Records for the exercise
┄┄┄┄┄┄

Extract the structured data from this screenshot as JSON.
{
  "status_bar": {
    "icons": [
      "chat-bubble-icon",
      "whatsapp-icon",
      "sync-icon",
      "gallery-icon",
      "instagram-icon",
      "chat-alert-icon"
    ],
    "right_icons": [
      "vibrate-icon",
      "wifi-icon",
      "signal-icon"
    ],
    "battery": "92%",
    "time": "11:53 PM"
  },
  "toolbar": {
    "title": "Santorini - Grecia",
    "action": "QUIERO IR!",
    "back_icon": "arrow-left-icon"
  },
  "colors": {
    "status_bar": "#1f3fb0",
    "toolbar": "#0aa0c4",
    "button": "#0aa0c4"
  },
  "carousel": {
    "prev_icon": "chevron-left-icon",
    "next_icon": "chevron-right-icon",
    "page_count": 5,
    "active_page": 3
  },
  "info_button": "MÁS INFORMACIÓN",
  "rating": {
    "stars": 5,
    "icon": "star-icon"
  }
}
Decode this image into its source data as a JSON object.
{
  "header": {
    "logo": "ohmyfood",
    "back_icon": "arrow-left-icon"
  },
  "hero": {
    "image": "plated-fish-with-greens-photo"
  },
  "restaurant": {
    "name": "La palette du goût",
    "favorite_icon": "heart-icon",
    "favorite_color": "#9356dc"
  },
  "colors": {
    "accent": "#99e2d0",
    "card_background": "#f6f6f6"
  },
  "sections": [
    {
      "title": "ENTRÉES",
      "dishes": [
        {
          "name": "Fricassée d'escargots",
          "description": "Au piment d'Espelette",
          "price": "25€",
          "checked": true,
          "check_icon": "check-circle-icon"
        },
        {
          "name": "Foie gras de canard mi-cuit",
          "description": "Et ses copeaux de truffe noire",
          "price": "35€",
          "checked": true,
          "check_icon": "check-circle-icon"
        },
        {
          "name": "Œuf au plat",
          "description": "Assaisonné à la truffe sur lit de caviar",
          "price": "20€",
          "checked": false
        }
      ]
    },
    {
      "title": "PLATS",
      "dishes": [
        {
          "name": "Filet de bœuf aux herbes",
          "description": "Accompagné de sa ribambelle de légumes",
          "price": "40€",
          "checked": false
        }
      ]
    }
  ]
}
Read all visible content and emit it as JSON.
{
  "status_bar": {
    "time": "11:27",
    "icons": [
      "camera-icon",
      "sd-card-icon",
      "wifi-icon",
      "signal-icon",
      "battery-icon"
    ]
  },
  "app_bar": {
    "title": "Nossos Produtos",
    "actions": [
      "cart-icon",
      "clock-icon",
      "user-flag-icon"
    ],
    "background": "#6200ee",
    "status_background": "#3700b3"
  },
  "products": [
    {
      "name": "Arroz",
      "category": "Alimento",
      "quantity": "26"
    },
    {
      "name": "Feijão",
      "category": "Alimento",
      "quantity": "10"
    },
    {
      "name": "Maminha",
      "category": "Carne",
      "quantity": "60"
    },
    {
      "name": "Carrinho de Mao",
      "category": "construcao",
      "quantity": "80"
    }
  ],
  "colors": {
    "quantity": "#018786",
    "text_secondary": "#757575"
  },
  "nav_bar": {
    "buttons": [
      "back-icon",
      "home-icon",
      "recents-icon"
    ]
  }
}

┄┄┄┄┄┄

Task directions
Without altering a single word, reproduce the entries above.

Answer to this exercise
Extract the structured data from this screenshot as JSON.
{
  "status_bar": {
    "icons": [
      "chat-bubble-icon",
      "whatsapp-icon",
      "sync-icon",
      "gallery-icon",
      "instagram-icon",
      "chat-alert-icon"
    ],
    "right_icons": [
      "vibrate-icon",
      "wifi-icon",
      "signal-icon"
    ],
    "battery": "92%",
    "time": "11:53 PM"
  },
  "toolbar": {
    "title": "Santorini - Grecia",
    "action": "QUIERO IR!",
    "back_icon": "arrow-left-icon"
  },
  "colors": {
    "status_bar": "#1f3fb0",
    "toolbar": "#0aa0c4",
    "button": "#0aa0c4"
  },
  "carousel": {
    "prev_icon": "chevron-left-icon",
    "next_icon": "chevron-right-icon",
    "page_count": 5,
    "active_page": 3
  },
  "info_button": "MÁS INFORMACIÓN",
  "rating": {
    "stars": 5,
    "icon": "star-icon"
  }
}
Decode this image into its source data as a JSON object.
{
  "header": {
    "logo": "ohmyfood",
    "back_icon": "arrow-left-icon"
  },
  "hero": {
    "image": "plated-fish-with-greens-photo"
  },
  "restaurant": {
    "name": "La palette du goût",
    "favorite_icon": "heart-icon",
    "favorite_color": "#9356dc"
  },
  "colors": {
    "accent": "#99e2d0",
    "card_background": "#f6f6f6"
  },
  "sections": [
    {
      "title": "ENTRÉES",
      "dishes": [
        {
          "name": "Fricassée d'escargots",
          "description": "Au piment d'Espelette",
          "price": "25€",
          "checked": true,
          "check_icon": "check-circle-icon"
        },
        {
          "name": "Foie gras de canard mi-cuit",
          "description": "Et ses copeaux de truffe noire",
          "price": "35€",
          "checked": true,
          "check_icon": "check-circle-icon"
        },
        {
          "name": "Œuf au plat",
          "description": "Assaisonné à la truffe sur lit de caviar",
          "price": "20€",
          "checked": false
        }
      ]
    },
    {
      "title": "PLATS",
      "dishes": [
        {
          "name": "Filet de bœuf aux herbes",
          "description": "Accompagné de sa ribambelle de légumes",
          "price": "40€",
          "checked": false
        }
      ]
    }
  ]
}
Read all visible content and emit it as JSON.
{
  "status_bar": {
    "time": "11:27",
    "icons": [
      "camera-icon",
      "sd-card-icon",
      "wifi-icon",
      "signal-icon",
      "battery-icon"
    ]
  },
  "app_bar": {
    "title": "Nossos Produtos",
    "actions": [
      "cart-icon",
      "clock-icon",
      "user-flag-icon"
    ],
    "background": "#6200ee",
    "status_background": "#3700b3"
  },
  "products": [
    {
      "name": "Arroz",
      "category": "Alimento",
      "quantity": "26"
    },
    {
      "name": "Feijão",
      "category": "Alimento",
      "quantity": "10"
    },
    {
      "name": "Maminha",
      "category": "Carne",
      "quantity": "60"
    },
    {
      "name": "Carrinho de Mao",
      "category": "construcao",
      "quantity": "80"
    }
  ],
  "colors": {
    "quantity": "#018786",
    "text_secondary": "#757575"
  },
  "nav_bar": {
    "buttons": [
      "back-icon",
      "home-icon",
      "recents-icon"
    ]
  }
}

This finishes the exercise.